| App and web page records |
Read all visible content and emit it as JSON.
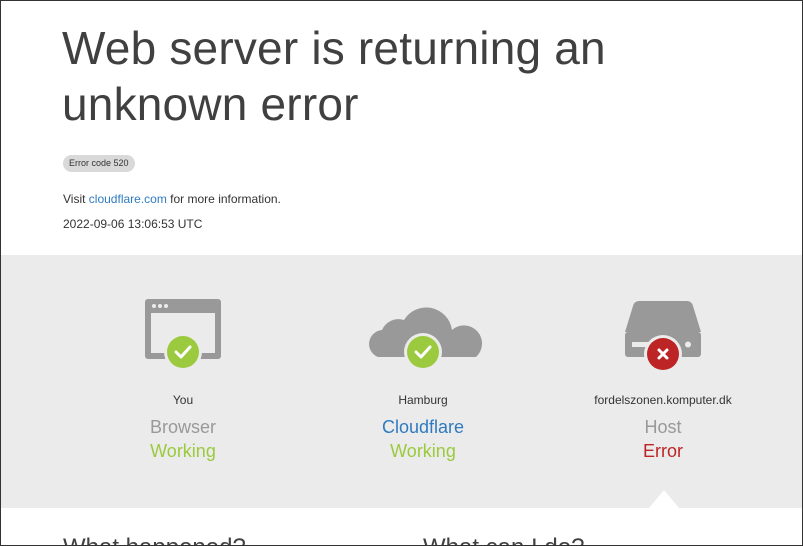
{
  "header": {
    "title": "Web server is returning an unknown error",
    "error_code": "Error code 520",
    "visit_prefix": "Visit ",
    "visit_link": "cloudflare.com",
    "visit_suffix": " for more information.",
    "timestamp": "2022-09-06 13:06:53 UTC"
  },
  "status": [
    {
      "location": "You",
      "name": "Browser",
      "state": "Working",
      "icon": "browser-window-icon",
      "badge": "check-icon"
    },
    {
      "location": "Hamburg",
      "name": "Cloudflare",
      "state": "Working",
      "icon": "cloud-icon",
      "badge": "check-icon"
    },
    {
      "location": "fordelszonen.komputer.dk",
      "name": "Host",
      "state": "Error",
      "icon": "server-drive-icon",
      "badge": "x-icon"
    }
  ],
  "sections": {
    "what_happened": "What happened?",
    "what_can_i_do": "What can I do?"
  },
  "colors": {
    "ok": "#9bca3e",
    "error": "#bd2426",
    "link": "#2f7bbf",
    "icon_gray": "#999999"
  }
}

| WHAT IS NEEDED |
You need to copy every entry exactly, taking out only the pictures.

| EXERCISE SOLUTION |
Read all visible content and emit it as JSON.
{
  "header": {
    "title": "Web server is returning an unknown error",
    "error_code": "Error code 520",
    "visit_prefix": "Visit ",
    "visit_link": "cloudflare.com",
    "visit_suffix": " for more information.",
    "timestamp": "2022-09-06 13:06:53 UTC"
  },
  "status": [
    {
      "location": "You",
      "name": "Browser",
      "state": "Working",
      "icon": "browser-window-icon",
      "badge": "check-icon"
    },
    {
      "location": "Hamburg",
      "name": "Cloudflare",
      "state": "Working",
      "icon": "cloud-icon",
      "badge": "check-icon"
    },
    {
      "location": "fordelszonen.komputer.dk",
      "name": "Host",
      "state": "Error",
      "icon": "server-drive-icon",
      "badge": "x-icon"
    }
  ],
  "sections": {
    "what_happened": "What happened?",
    "what_can_i_do": "What can I do?"
  },
  "colors": {
    "ok": "#9bca3e",
    "error": "#bd2426",
    "link": "#2f7bbf",
    "icon_gray": "#999999"
  }
}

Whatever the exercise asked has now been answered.